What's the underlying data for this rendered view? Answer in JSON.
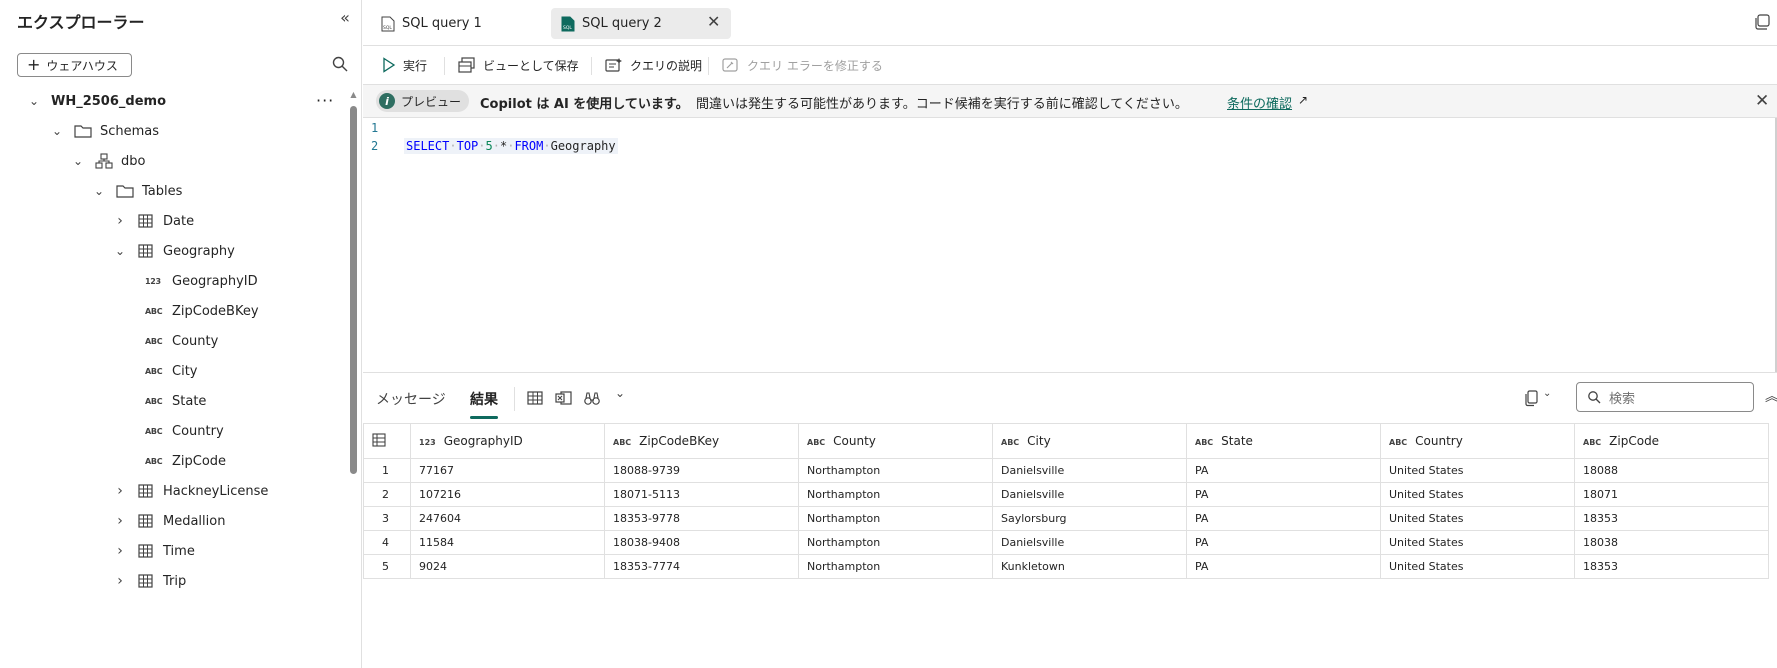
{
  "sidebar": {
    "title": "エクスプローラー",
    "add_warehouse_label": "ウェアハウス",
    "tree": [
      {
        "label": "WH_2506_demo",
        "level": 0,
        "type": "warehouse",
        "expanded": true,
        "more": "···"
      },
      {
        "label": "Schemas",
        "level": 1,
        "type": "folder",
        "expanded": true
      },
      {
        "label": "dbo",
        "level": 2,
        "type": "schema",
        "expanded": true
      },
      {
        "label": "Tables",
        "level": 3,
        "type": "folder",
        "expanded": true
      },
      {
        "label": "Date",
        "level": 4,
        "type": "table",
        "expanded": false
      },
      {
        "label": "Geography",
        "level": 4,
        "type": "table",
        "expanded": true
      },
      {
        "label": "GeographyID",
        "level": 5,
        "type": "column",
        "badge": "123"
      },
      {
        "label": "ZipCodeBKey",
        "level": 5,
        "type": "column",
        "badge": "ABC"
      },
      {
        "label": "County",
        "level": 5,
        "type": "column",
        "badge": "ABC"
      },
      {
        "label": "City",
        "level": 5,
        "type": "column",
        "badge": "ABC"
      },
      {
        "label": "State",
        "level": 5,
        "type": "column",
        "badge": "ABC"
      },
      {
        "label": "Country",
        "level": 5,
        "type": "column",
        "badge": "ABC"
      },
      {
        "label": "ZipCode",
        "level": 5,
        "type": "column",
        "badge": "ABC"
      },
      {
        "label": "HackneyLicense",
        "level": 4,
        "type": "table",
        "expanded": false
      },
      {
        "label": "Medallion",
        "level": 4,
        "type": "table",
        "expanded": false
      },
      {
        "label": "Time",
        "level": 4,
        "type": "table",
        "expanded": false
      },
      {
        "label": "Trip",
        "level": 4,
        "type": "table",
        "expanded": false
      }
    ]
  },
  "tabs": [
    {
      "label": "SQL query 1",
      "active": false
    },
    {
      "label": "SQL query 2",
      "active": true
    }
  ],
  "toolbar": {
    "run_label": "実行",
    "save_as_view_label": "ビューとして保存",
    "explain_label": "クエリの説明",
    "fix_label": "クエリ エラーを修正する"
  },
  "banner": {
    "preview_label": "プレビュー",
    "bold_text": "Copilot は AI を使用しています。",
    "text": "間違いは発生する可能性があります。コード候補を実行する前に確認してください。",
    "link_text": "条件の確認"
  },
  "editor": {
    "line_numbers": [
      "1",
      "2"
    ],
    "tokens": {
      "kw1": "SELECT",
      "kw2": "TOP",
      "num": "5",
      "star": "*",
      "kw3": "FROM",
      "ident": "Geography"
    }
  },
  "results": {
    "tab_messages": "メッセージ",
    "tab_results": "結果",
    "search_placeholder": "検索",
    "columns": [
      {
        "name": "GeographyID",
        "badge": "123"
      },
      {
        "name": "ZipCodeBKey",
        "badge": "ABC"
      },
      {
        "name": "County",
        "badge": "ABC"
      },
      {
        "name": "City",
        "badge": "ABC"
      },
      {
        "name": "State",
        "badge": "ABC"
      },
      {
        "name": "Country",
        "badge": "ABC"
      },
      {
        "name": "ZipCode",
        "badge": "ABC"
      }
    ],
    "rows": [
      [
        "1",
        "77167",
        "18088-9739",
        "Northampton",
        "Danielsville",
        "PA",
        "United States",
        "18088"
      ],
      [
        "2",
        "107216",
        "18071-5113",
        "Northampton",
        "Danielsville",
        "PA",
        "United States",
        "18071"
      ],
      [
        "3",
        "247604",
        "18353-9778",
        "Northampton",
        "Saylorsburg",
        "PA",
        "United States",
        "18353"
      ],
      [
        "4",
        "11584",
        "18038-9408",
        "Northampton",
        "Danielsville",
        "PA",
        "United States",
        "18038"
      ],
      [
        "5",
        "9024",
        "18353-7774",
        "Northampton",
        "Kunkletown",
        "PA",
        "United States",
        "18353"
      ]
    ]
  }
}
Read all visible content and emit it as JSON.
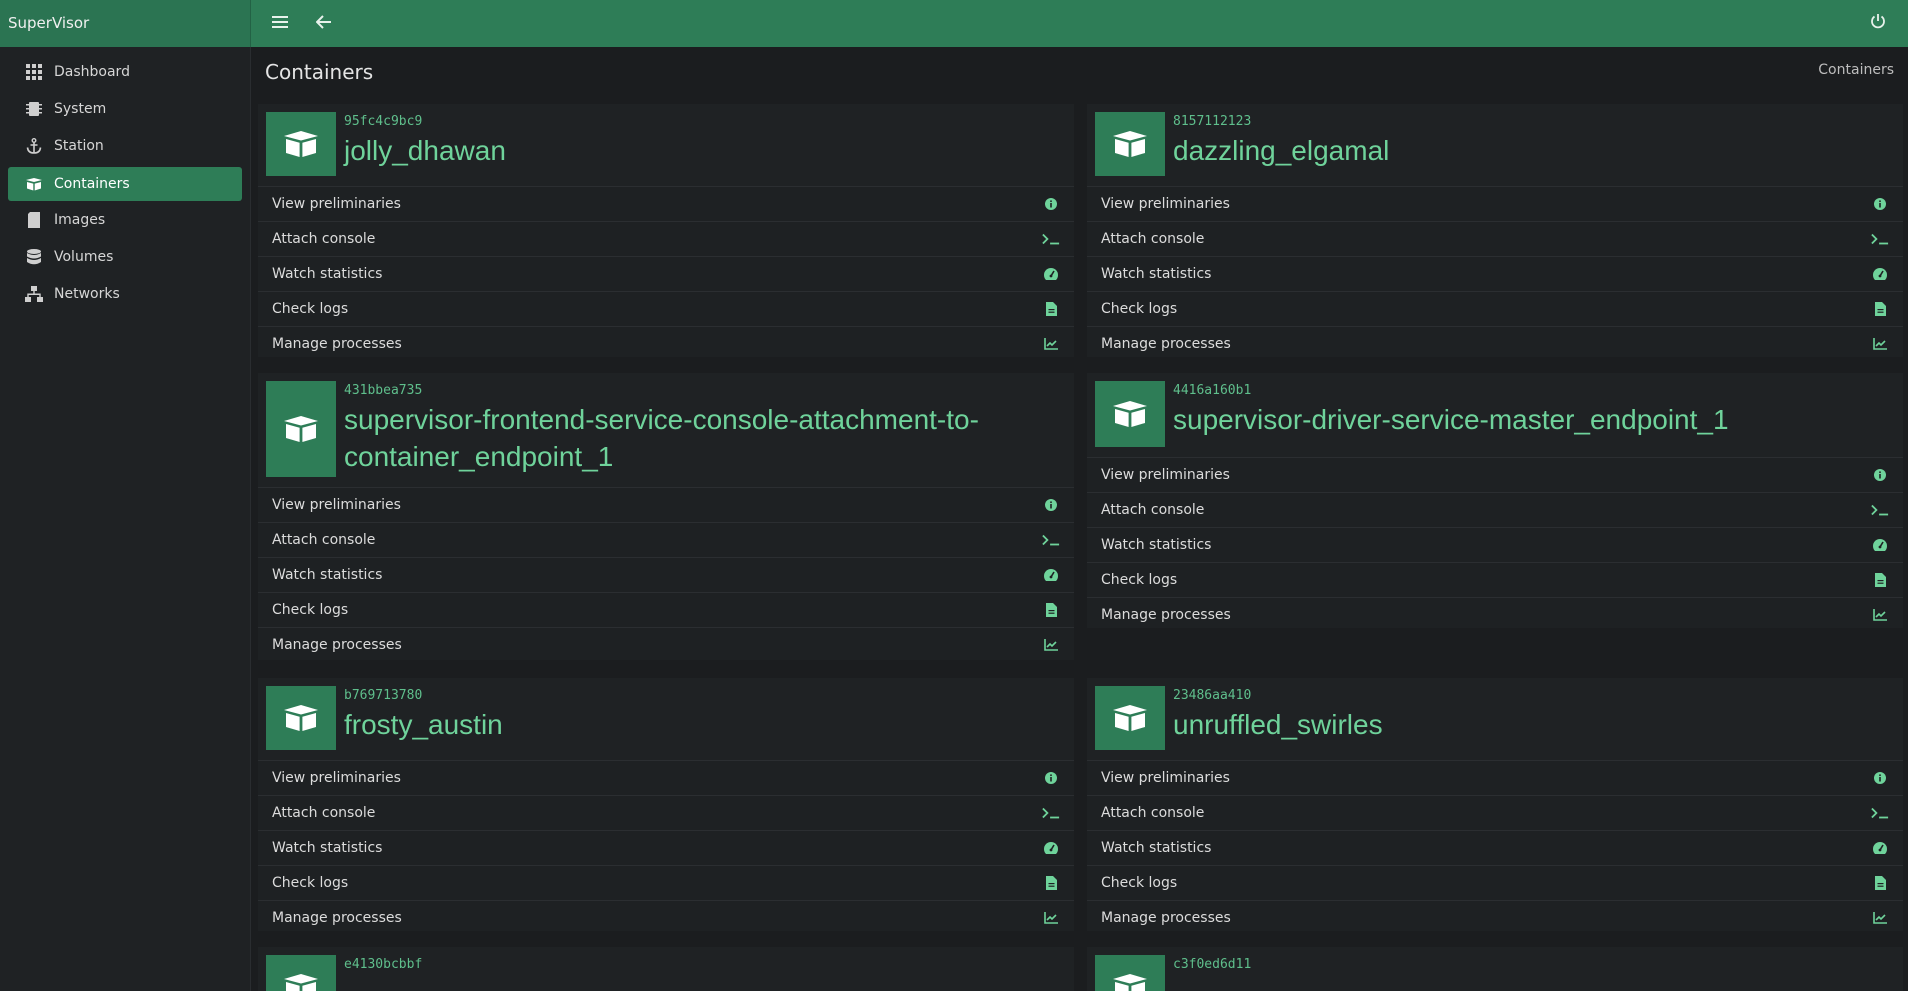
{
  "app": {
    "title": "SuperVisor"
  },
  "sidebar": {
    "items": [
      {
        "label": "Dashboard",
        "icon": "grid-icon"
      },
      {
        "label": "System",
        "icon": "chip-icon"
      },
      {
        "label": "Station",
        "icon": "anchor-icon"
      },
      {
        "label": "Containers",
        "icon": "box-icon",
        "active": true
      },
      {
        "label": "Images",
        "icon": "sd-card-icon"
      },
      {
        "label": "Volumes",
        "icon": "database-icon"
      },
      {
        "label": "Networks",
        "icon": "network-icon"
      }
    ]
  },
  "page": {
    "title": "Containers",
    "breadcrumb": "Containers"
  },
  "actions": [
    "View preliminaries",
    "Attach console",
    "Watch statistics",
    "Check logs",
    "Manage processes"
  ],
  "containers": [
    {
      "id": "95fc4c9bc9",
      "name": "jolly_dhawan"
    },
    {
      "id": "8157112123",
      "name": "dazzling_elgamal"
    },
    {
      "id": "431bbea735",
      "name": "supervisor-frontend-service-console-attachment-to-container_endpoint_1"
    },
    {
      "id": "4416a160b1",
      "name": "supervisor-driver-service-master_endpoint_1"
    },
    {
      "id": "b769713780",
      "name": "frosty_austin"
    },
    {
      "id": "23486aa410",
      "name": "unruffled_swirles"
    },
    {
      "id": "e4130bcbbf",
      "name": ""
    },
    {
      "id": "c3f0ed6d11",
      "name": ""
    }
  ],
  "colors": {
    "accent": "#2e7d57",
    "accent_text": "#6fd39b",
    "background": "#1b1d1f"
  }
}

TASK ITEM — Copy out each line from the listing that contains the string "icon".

OUTPUT OF THE TASK —
        "icon": "grid-icon"
        "icon": "chip-icon"
        "icon": "anchor-icon"
        "icon": "box-icon",
        "icon": "sd-card-icon"
        "icon": "database-icon"
        "icon": "network-icon"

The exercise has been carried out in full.